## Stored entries
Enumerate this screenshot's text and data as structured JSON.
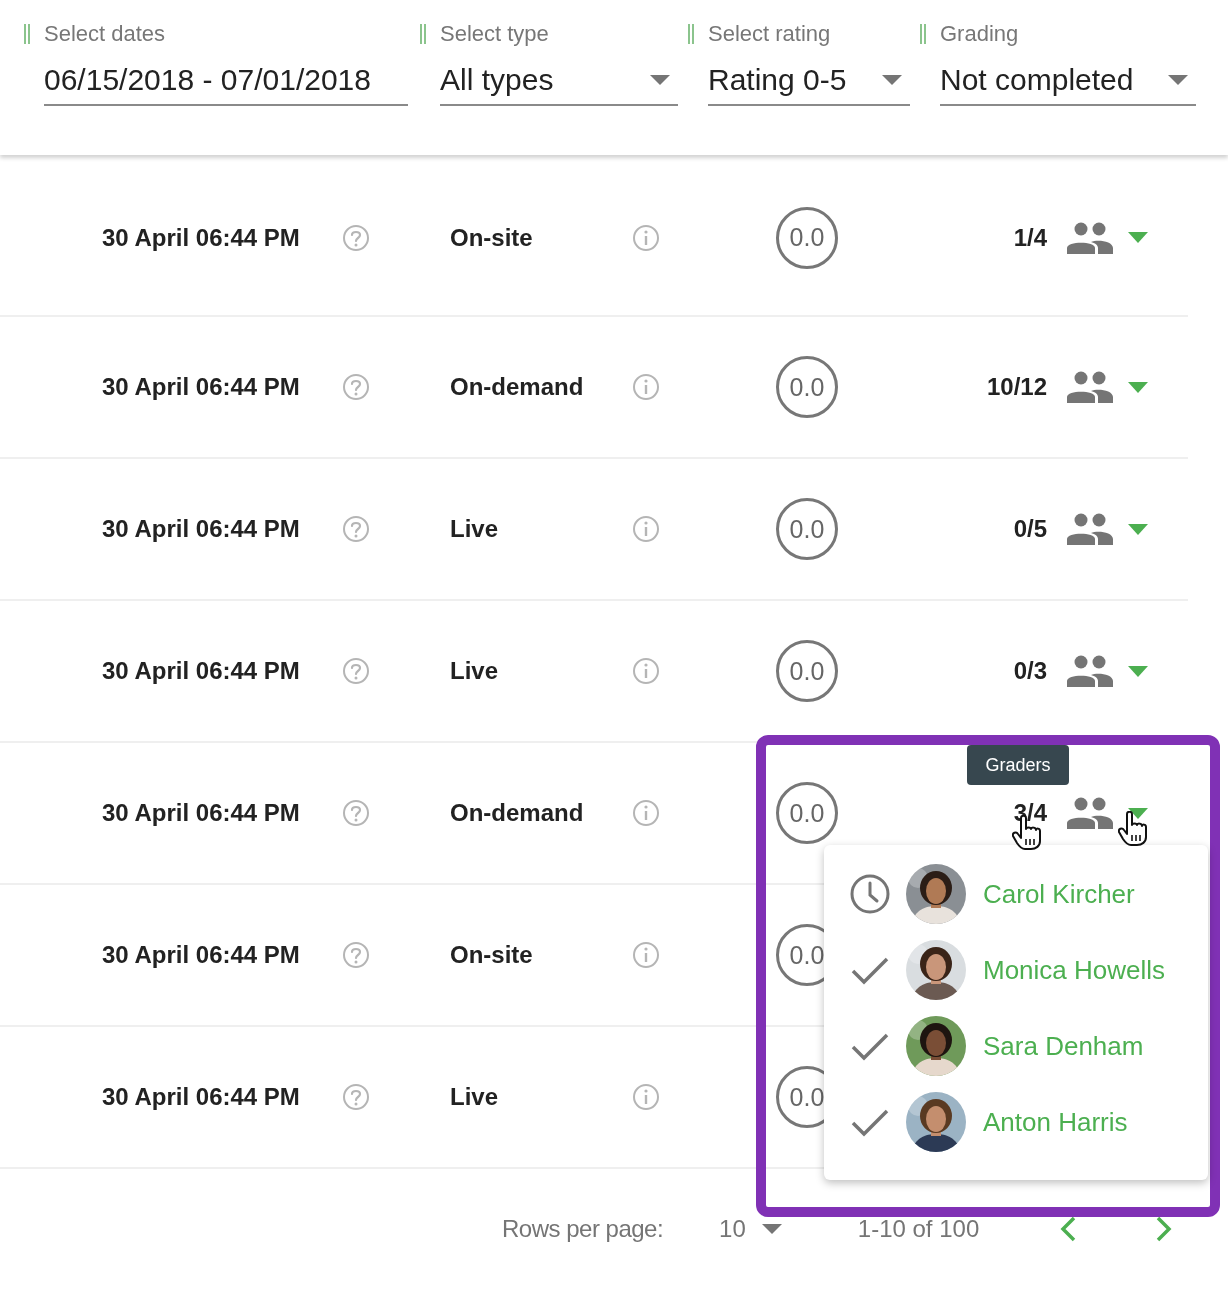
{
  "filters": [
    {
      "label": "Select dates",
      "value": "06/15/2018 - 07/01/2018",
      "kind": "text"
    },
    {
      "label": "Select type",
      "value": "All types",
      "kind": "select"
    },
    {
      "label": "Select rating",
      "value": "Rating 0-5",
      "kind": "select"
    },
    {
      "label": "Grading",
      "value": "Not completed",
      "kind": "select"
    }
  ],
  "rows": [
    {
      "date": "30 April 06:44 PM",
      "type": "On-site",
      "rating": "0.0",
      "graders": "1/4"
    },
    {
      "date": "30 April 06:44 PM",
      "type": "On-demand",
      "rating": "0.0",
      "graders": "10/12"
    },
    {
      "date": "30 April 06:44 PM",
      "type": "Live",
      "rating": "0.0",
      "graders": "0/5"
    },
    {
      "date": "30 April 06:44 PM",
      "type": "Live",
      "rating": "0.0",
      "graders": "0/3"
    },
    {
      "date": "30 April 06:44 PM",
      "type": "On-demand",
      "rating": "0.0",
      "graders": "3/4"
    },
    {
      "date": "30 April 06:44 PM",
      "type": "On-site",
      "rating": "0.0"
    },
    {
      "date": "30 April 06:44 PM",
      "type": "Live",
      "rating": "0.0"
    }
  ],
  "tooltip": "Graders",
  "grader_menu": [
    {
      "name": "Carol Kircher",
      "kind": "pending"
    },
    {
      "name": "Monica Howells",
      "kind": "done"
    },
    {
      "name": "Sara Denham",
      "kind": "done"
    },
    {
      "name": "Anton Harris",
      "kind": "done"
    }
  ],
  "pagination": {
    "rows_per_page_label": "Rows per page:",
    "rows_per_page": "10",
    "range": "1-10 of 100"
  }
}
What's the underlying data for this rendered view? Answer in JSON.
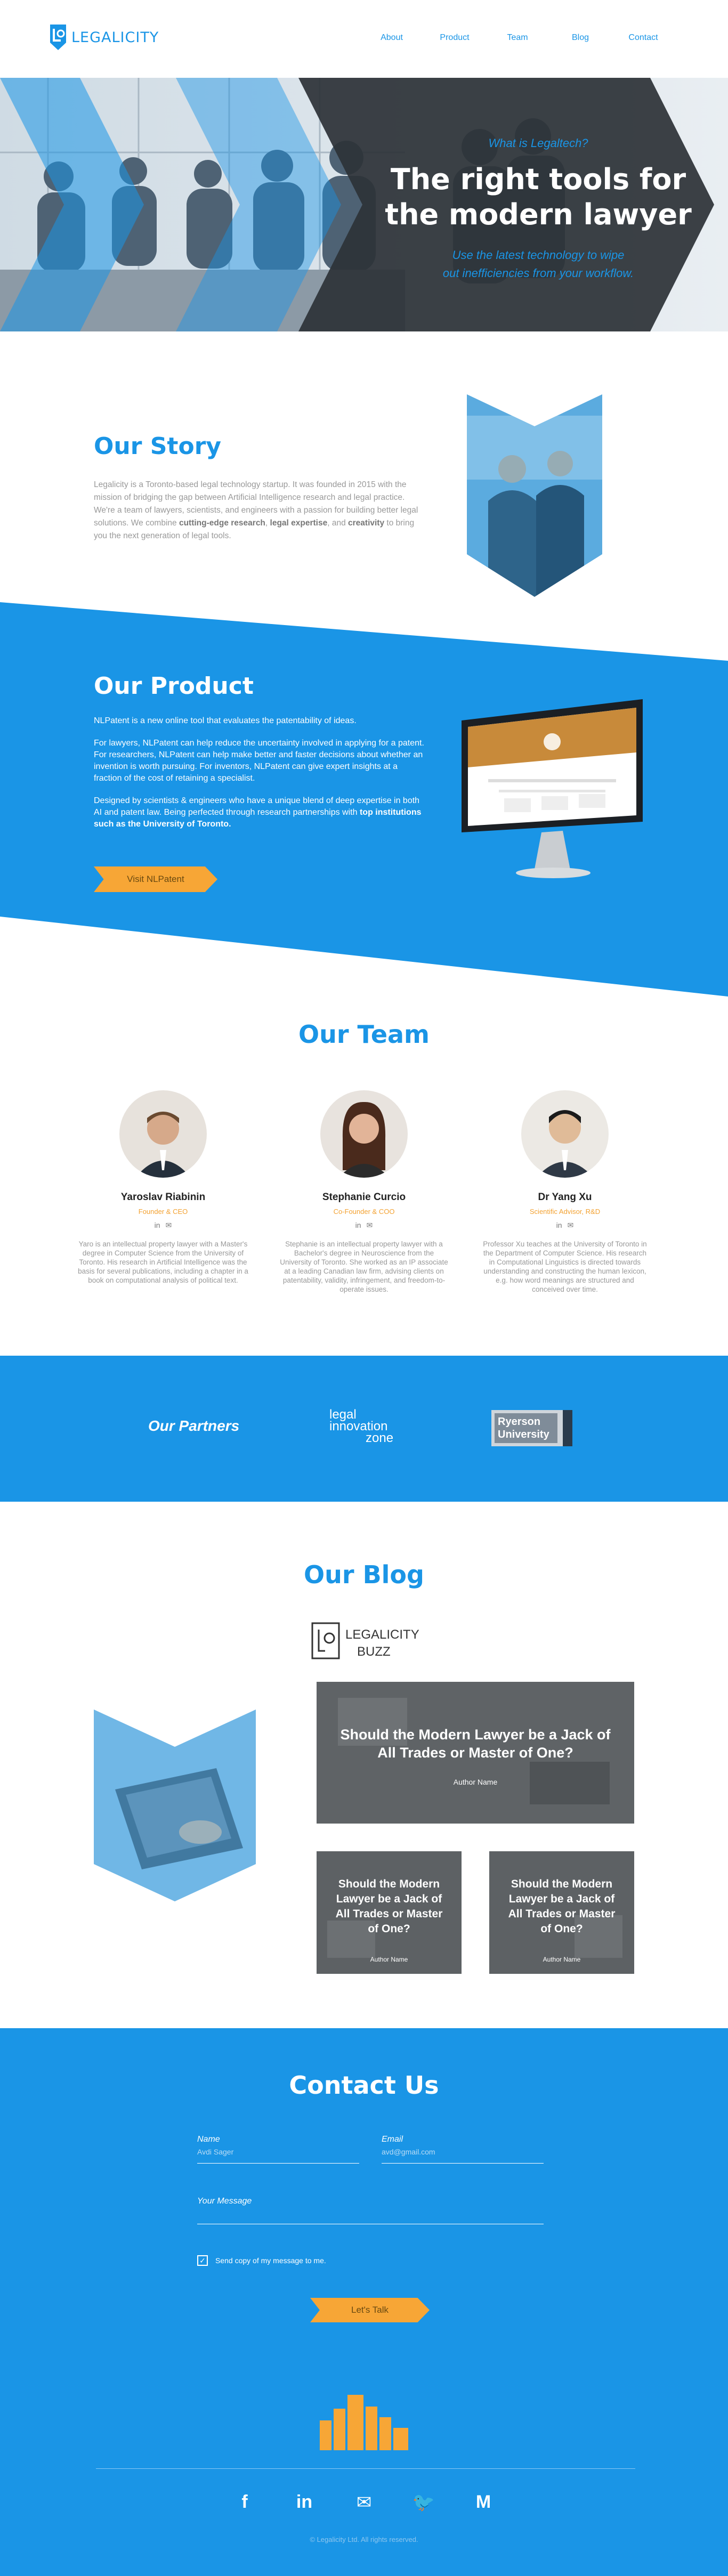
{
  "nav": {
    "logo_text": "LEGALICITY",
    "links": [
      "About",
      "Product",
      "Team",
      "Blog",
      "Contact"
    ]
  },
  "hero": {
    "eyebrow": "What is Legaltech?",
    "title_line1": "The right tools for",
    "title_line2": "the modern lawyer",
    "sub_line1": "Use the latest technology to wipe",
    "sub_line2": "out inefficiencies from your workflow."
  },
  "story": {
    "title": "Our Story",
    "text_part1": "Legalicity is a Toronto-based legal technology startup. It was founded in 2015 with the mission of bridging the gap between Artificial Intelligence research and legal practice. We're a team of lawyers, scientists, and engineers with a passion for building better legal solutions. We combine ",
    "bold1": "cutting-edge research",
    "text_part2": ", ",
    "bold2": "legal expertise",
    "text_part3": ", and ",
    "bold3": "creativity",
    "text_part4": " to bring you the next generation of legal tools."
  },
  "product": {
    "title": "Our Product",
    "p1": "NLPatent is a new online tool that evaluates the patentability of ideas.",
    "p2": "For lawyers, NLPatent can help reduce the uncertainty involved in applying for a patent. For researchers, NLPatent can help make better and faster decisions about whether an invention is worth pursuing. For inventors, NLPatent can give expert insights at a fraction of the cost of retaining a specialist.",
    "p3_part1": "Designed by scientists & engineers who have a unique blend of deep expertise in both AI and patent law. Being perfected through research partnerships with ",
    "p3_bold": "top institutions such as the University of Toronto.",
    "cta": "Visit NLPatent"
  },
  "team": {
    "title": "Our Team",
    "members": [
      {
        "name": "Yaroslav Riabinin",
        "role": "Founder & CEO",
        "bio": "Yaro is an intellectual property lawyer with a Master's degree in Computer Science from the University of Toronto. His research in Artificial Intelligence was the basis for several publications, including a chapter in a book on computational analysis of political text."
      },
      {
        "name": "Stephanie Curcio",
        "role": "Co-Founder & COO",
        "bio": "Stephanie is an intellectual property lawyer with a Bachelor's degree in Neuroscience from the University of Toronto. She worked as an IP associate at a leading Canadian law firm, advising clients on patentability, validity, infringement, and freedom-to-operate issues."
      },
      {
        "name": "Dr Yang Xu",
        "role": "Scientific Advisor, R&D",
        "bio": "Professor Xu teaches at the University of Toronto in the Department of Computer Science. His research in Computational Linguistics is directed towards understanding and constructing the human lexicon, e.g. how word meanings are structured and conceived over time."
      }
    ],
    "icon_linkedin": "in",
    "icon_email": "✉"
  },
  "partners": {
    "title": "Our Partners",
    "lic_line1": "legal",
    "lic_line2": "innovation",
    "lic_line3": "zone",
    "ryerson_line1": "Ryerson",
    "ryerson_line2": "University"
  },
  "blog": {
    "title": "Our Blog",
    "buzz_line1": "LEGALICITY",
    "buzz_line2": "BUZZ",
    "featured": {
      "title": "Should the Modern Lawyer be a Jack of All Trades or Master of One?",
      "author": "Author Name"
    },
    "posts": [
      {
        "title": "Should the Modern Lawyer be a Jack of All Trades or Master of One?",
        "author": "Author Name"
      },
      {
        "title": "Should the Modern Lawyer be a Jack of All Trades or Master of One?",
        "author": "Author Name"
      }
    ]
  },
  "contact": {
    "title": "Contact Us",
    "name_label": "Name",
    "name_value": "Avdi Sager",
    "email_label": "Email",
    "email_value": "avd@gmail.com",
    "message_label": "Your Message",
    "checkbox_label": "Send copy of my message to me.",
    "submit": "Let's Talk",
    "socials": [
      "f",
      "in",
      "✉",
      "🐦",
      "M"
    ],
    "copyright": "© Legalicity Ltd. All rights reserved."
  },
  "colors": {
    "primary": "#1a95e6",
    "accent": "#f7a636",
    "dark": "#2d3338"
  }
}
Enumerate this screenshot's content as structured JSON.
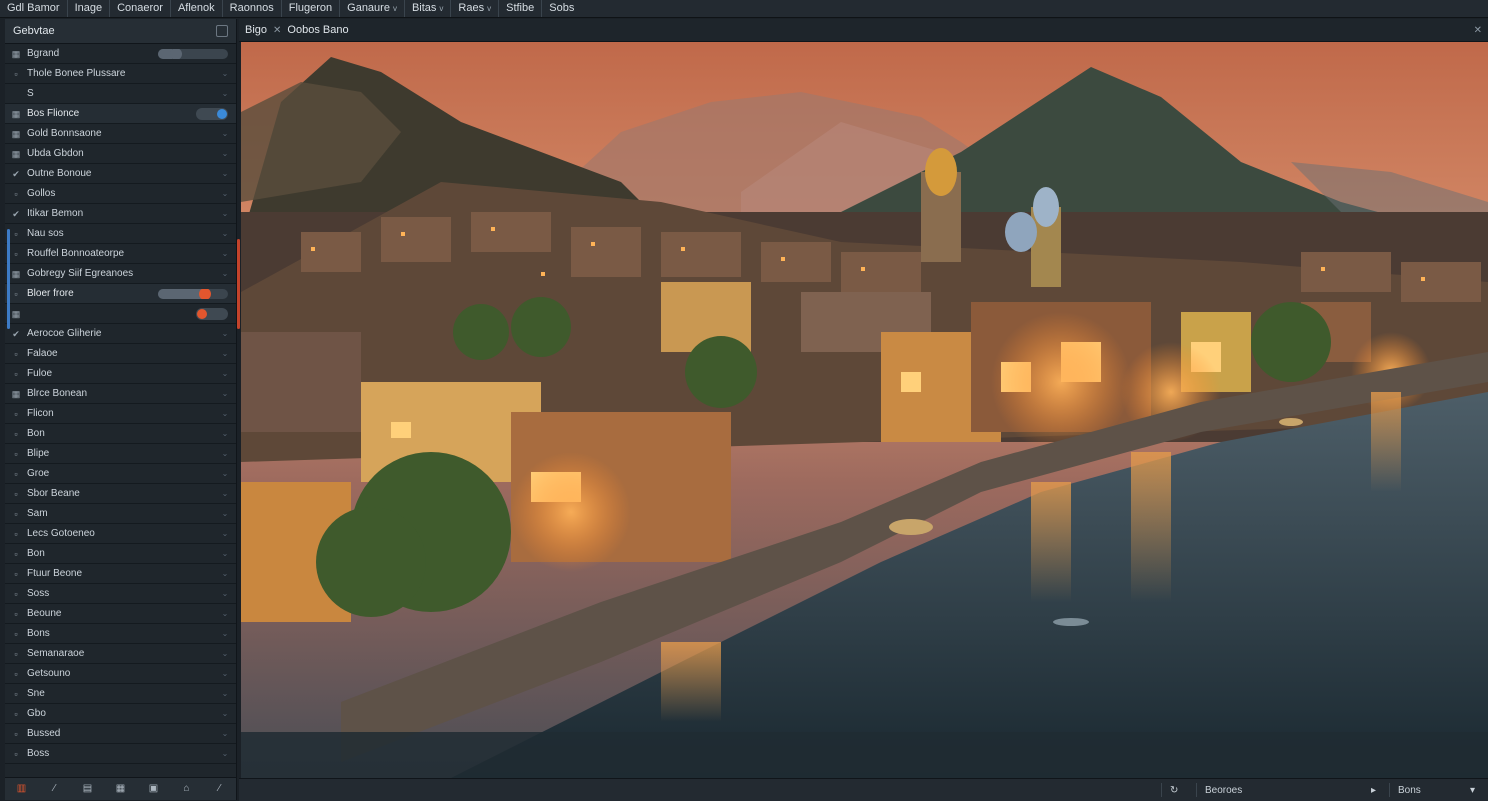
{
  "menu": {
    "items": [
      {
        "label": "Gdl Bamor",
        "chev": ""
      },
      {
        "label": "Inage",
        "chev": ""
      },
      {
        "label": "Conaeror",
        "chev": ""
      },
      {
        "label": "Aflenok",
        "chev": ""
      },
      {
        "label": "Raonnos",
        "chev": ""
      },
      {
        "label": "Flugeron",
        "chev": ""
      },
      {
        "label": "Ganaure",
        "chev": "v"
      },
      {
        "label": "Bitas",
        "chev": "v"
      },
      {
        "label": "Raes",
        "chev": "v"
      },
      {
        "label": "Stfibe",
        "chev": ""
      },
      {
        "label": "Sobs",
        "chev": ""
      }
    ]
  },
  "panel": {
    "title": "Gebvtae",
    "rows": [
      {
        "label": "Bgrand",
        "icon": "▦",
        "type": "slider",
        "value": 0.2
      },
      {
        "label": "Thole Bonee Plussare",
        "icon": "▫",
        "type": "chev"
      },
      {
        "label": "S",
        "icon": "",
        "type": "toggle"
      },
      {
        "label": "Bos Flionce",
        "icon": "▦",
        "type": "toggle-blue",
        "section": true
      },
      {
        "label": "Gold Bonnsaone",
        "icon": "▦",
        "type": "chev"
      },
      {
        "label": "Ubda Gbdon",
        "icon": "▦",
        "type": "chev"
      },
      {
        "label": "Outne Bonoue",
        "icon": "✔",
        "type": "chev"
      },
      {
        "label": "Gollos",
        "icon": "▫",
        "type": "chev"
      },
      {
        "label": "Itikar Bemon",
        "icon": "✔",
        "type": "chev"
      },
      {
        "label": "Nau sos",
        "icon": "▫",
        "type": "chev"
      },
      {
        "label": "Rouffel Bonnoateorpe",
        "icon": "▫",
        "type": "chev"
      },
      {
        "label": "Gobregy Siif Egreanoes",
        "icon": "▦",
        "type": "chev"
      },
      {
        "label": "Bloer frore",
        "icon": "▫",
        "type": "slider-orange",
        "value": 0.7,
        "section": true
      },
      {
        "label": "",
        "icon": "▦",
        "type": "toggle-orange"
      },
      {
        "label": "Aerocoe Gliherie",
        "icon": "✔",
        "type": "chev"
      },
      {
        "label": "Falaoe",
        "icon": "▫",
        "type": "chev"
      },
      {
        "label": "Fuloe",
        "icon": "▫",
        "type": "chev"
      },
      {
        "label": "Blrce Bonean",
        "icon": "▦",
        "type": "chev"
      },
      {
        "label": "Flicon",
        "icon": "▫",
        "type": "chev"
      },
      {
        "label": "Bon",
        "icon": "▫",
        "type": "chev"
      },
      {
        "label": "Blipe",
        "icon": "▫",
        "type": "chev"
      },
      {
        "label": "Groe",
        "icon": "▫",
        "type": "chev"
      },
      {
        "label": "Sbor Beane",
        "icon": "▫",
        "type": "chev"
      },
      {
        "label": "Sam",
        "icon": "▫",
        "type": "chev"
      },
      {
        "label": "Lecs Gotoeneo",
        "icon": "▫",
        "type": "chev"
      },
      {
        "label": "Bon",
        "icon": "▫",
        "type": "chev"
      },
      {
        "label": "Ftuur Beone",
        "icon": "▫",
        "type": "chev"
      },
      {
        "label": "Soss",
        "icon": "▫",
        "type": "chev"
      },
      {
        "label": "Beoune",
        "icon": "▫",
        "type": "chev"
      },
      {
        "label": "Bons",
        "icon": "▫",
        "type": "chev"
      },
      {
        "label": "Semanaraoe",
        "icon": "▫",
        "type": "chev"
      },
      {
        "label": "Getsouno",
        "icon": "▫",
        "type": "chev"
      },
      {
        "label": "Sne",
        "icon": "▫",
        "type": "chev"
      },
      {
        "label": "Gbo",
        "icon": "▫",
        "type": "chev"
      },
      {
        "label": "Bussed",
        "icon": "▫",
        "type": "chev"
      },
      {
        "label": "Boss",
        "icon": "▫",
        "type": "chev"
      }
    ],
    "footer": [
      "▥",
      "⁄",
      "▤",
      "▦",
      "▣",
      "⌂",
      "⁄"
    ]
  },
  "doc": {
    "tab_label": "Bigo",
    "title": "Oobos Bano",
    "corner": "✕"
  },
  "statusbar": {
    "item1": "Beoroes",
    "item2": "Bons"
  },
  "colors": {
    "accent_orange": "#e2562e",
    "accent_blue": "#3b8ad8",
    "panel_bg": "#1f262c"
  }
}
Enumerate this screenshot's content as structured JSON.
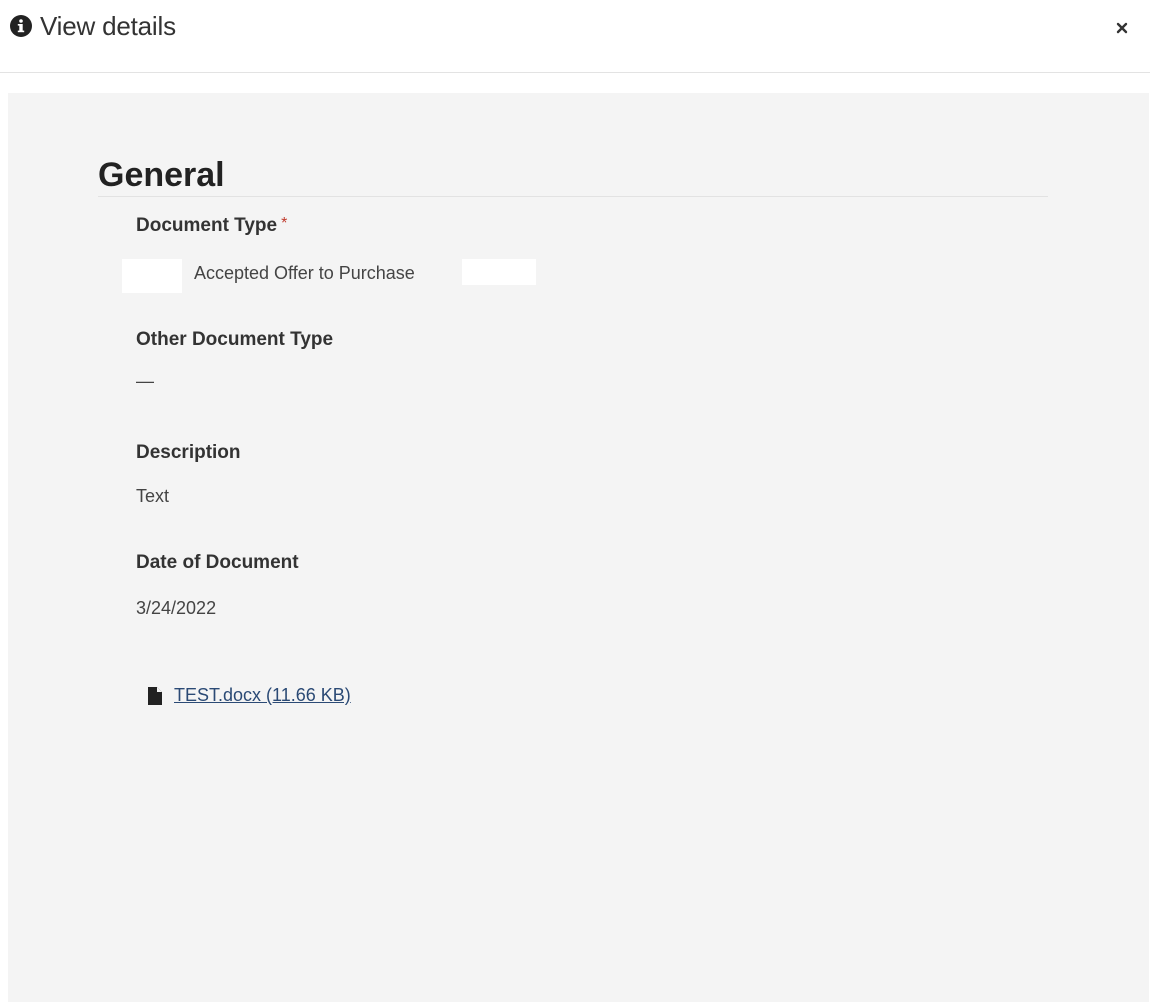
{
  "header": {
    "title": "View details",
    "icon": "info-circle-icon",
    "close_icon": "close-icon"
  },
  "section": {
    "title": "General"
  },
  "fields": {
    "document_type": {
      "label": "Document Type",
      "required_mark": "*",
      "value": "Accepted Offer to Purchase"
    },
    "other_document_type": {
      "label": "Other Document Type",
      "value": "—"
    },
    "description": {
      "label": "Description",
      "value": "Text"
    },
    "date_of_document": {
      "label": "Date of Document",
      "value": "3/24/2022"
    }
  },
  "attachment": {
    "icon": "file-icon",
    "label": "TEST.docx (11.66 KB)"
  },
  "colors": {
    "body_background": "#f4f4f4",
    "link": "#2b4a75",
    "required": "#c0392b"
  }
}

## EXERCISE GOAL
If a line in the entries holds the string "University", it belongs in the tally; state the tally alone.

## RESPONSE AREA
5